NOTE.---I have called the ethical doctrine that takes universal bappiness as the ultimate end and standard of right conduct by the name of Bentham, because the thinkers who have chiefly taught this doctrine ill England during the present century have referred it to Bentham as their master. And it certainly seems to me clear---though Mr. Bain (cf. Mind, January 1883, p. 48) appears to doubt it---that Bentham adopted this doctrine explicitly, in its most comprehensive scope, at the earliest stage in the formation of his opinions; nor do I think that lie ever consciously abandoned or qualified it. We find him writing in his common-place book, in 1773--4 (cf. Works, Bowring's edition, vol. x. p. 70), that Helvetius had ``established a standard of rectitude for actions''; the standard being that ``a sort of action is a right one, when the tendency of it is to augment the mass of happiness in the community''. And we find him writing fifty years later (cf. Works, vol. x. p. 79) the following account of his earliest view, in a passage which contains no hint of later dissent from it:---``By an early pamphlet of Priestley's light was added to the warmth. In the phrase `the greatest happiness of the greatest number', I then saw delineated, for the first time, a plain as well as a true standard for whatever is right or wrong in human conduct, whether in the field of morals or of politics''.

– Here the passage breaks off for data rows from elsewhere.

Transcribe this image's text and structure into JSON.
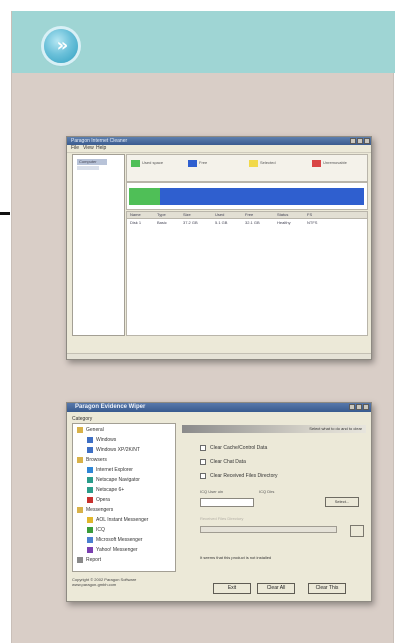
{
  "header": {
    "accent": "#9fd5d4",
    "badge_icon": "double-chevron-right-icon",
    "badge_glyph": "»"
  },
  "screenshot1": {
    "title": "Paragon Internet Cleaner",
    "menu": [
      "File",
      "View",
      "Help"
    ],
    "tree": [
      "Computer"
    ],
    "legend": [
      "Used space",
      "Free",
      "Selected",
      "Unremovable"
    ],
    "legend_colors": [
      "#4fbf57",
      "#2f5fcf",
      "#f1d94a",
      "#d94545"
    ],
    "columns": [
      "Name",
      "Type",
      "Size",
      "Used",
      "Free",
      "Status",
      "FS"
    ],
    "rows": [
      [
        "Disk 1",
        "Basic",
        "37.2 GB",
        "5.1 GB",
        "32.1 GB",
        "Healthy",
        "NTFS"
      ]
    ]
  },
  "screenshot2": {
    "title": "Paragon Evidence Wiper",
    "category_label": "Category",
    "tree": [
      {
        "label": "General",
        "level": 0,
        "icon": "folder-icon"
      },
      {
        "label": "Windows",
        "level": 1,
        "icon": "windows-icon"
      },
      {
        "label": "Windows XP/2K/NT",
        "level": 1,
        "icon": "windows-icon"
      },
      {
        "label": "Browsers",
        "level": 0,
        "icon": "folder-icon"
      },
      {
        "label": "Internet Explorer",
        "level": 1,
        "icon": "ie-icon"
      },
      {
        "label": "Netscape Navigator",
        "level": 1,
        "icon": "netscape-icon"
      },
      {
        "label": "Netscape 6+",
        "level": 1,
        "icon": "netscape-icon"
      },
      {
        "label": "Opera",
        "level": 1,
        "icon": "opera-icon"
      },
      {
        "label": "Messengers",
        "level": 0,
        "icon": "folder-icon"
      },
      {
        "label": "AOL Instant Messenger",
        "level": 1,
        "icon": "aim-icon"
      },
      {
        "label": "ICQ",
        "level": 1,
        "icon": "icq-icon"
      },
      {
        "label": "Microsoft Messenger",
        "level": 1,
        "icon": "msn-icon"
      },
      {
        "label": "Yahoo! Messenger",
        "level": 1,
        "icon": "yahoo-icon"
      },
      {
        "label": "Report",
        "level": 0,
        "icon": "report-icon"
      }
    ],
    "band_text": "Select what to do and to clear",
    "options": [
      "Clear Cache/Control Data",
      "Clear Chat Data",
      "Clear Received Files Directory"
    ],
    "label_size_on": "ICQ User uin",
    "label_size_off": "ICQ Dirs",
    "select_button": "Select...",
    "dim_label": "Received Files Directory",
    "admin_note": "It seems that this product is not installed",
    "copyright": [
      "Copyright © 2002 Paragon Software",
      "www.paragon-gmbh.com"
    ],
    "buttons": [
      "Exit",
      "Clear All",
      "Clear This"
    ]
  }
}
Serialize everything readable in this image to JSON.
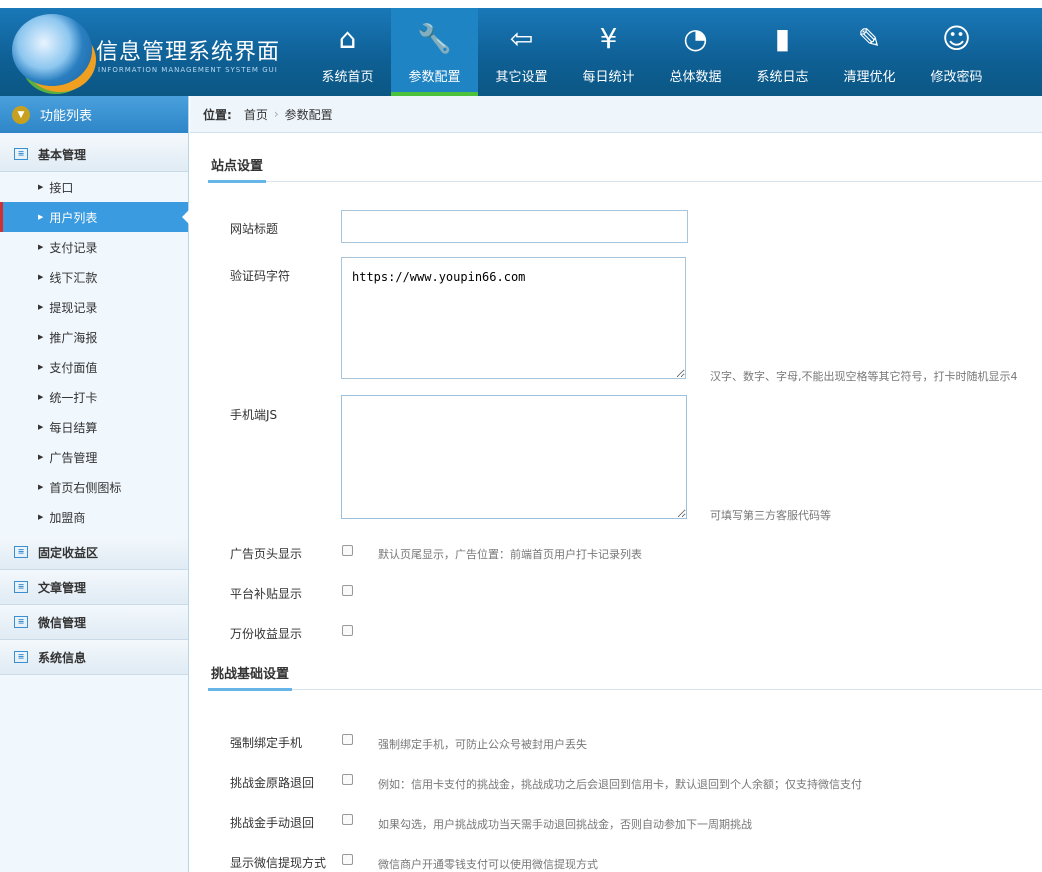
{
  "header": {
    "title": "信息管理系统界面",
    "subtitle": "INFORMATION MANAGEMENT SYSTEM GUI",
    "nav": [
      {
        "label": "系统首页",
        "icon": "home-icon",
        "glyph": "⌂"
      },
      {
        "label": "参数配置",
        "icon": "tools-icon",
        "glyph": "🔧"
      },
      {
        "label": "其它设置",
        "icon": "exit-icon",
        "glyph": "⇦"
      },
      {
        "label": "每日统计",
        "icon": "yen-icon",
        "glyph": "¥"
      },
      {
        "label": "总体数据",
        "icon": "pie-chart-icon",
        "glyph": "◔"
      },
      {
        "label": "系统日志",
        "icon": "book-icon",
        "glyph": "▮"
      },
      {
        "label": "清理优化",
        "icon": "pencil-ruler-icon",
        "glyph": "✎"
      },
      {
        "label": "修改密码",
        "icon": "user-icon",
        "glyph": "☺"
      }
    ],
    "active": 1
  },
  "sidebar": {
    "title": "功能列表",
    "groups": [
      {
        "label": "基本管理",
        "items": [
          "接口",
          "用户列表",
          "支付记录",
          "线下汇款",
          "提现记录",
          "推广海报",
          "支付面值",
          "统一打卡",
          "每日结算",
          "广告管理",
          "首页右侧图标",
          "加盟商"
        ]
      },
      {
        "label": "固定收益区"
      },
      {
        "label": "文章管理"
      },
      {
        "label": "微信管理"
      },
      {
        "label": "系统信息"
      }
    ],
    "active_item": "用户列表"
  },
  "breadcrumb": {
    "prefix": "位置:",
    "items": [
      "首页",
      "参数配置"
    ]
  },
  "site": {
    "title": "站点设置",
    "site_title_label": "网站标题",
    "site_title_value": "",
    "captcha_label": "验证码字符",
    "captcha_value": "https://www.youpin66.com",
    "captcha_hint": "汉字、数字、字母,不能出现空格等其它符号，打卡时随机显示4",
    "js_label": "手机端JS",
    "js_hint": "可填写第三方客服代码等",
    "ad_label": "广告页头显示",
    "ad_hint": "默认页尾显示，广告位置：前端首页用户打卡记录列表",
    "subsidy_label": "平台补贴显示",
    "wanfen_label": "万份收益显示"
  },
  "challenge": {
    "title": "挑战基础设置",
    "rows": [
      {
        "label": "强制绑定手机",
        "hint": "强制绑定手机，可防止公众号被封用户丢失"
      },
      {
        "label": "挑战金原路退回",
        "hint": "例如：信用卡支付的挑战金，挑战成功之后会退回到信用卡，默认退回到个人余额；仅支持微信支付"
      },
      {
        "label": "挑战金手动退回",
        "hint": "如果勾选，用户挑战成功当天需手动退回挑战金，否则自动参加下一周期挑战"
      },
      {
        "label": "显示微信提现方式",
        "hint": "微信商户开通零钱支付可以使用微信提现方式"
      }
    ]
  }
}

At the same time I must admit that in other passages Bentham seems no less explicitly to adopt Egoistic Hedonism as the method of `private Ethics', as distinct from legislation: and in his posthumous `Deontology' the two principles appear to be reconciled by the doctrine, that it is always the individual's true interest, even from a purely mundane point of view, to act in the manner most conducive to the general happiness. This latter proposition-which I regard as erroneous-is not, indeed, definitely put forward in any of the treatises published by Bentham in his lifetime, or completely prepared by him for publication: but it may be inferred from his common-place book that he held it (see his Works, vol. x. pp. 560, 561).ME Book 1 Chapter 6 Section 3